EXERCISE INSTRUCTIONS: Please filter the entries and return only the lines that include "photo".

DATA RECORDS:
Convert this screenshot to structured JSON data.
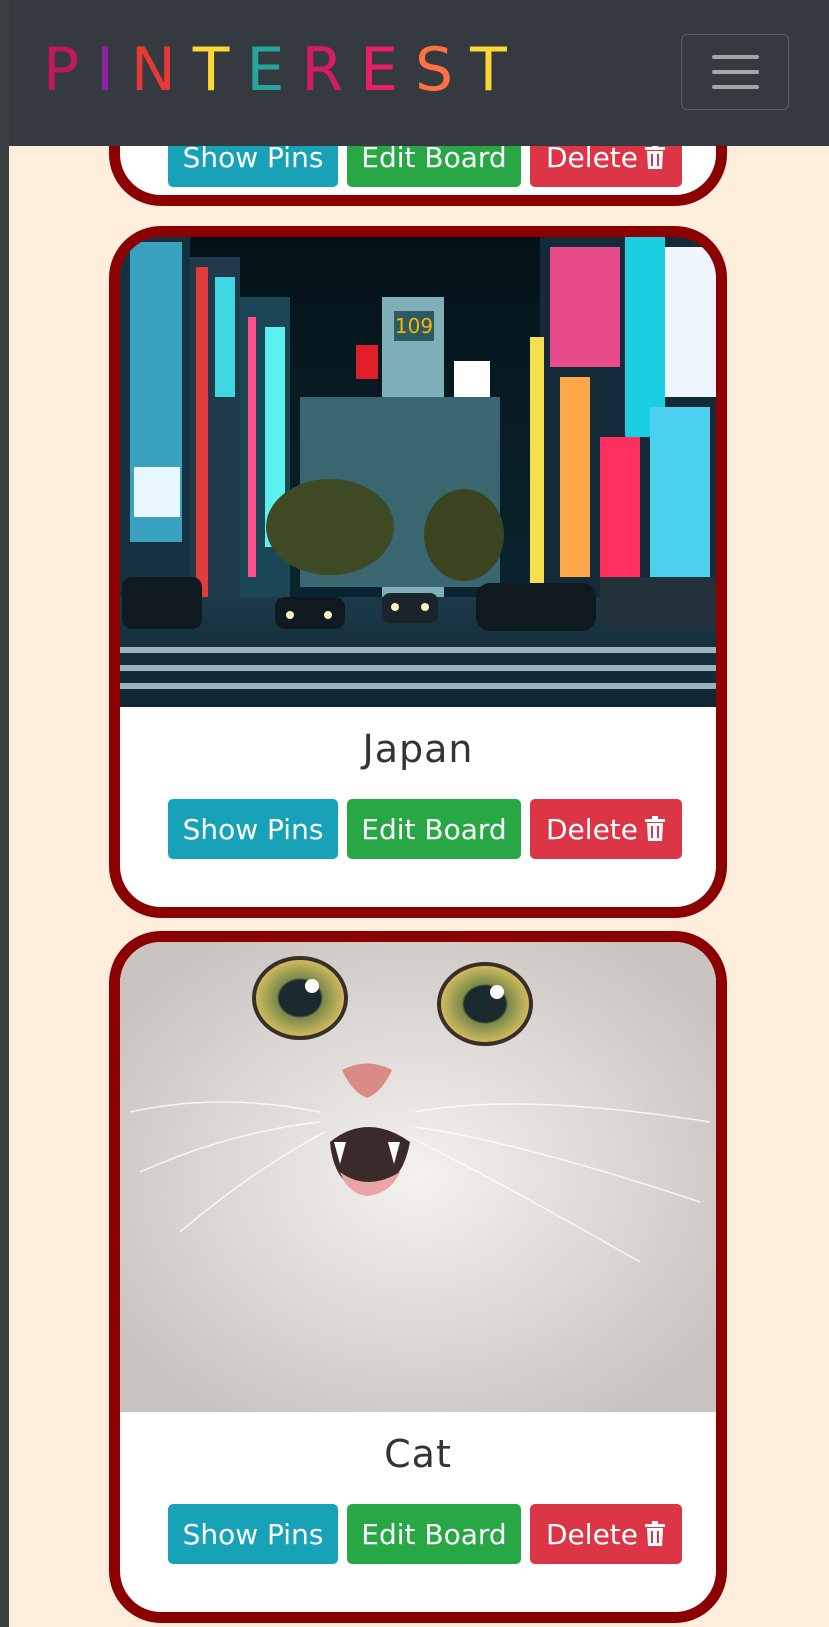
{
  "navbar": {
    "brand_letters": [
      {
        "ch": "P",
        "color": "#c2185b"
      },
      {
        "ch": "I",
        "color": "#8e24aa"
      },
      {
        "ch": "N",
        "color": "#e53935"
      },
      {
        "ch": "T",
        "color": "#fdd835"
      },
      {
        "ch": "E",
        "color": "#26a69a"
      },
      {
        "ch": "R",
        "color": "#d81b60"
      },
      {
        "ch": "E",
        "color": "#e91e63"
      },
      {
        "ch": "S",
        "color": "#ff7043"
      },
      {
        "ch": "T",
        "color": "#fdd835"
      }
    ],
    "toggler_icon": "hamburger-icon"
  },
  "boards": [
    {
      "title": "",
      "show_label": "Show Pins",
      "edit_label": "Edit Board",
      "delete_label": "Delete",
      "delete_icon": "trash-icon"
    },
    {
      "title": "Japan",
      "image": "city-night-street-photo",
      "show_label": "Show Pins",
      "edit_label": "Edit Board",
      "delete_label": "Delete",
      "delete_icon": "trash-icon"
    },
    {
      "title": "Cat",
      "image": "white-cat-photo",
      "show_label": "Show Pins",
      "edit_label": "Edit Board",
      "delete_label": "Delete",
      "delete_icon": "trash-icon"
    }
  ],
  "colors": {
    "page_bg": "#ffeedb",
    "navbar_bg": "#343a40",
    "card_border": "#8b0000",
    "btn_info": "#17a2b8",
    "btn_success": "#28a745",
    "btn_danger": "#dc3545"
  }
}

ANSWER TO THIS PROBLEM:
      "image": "city-night-street-photo",
      "image": "white-cat-photo",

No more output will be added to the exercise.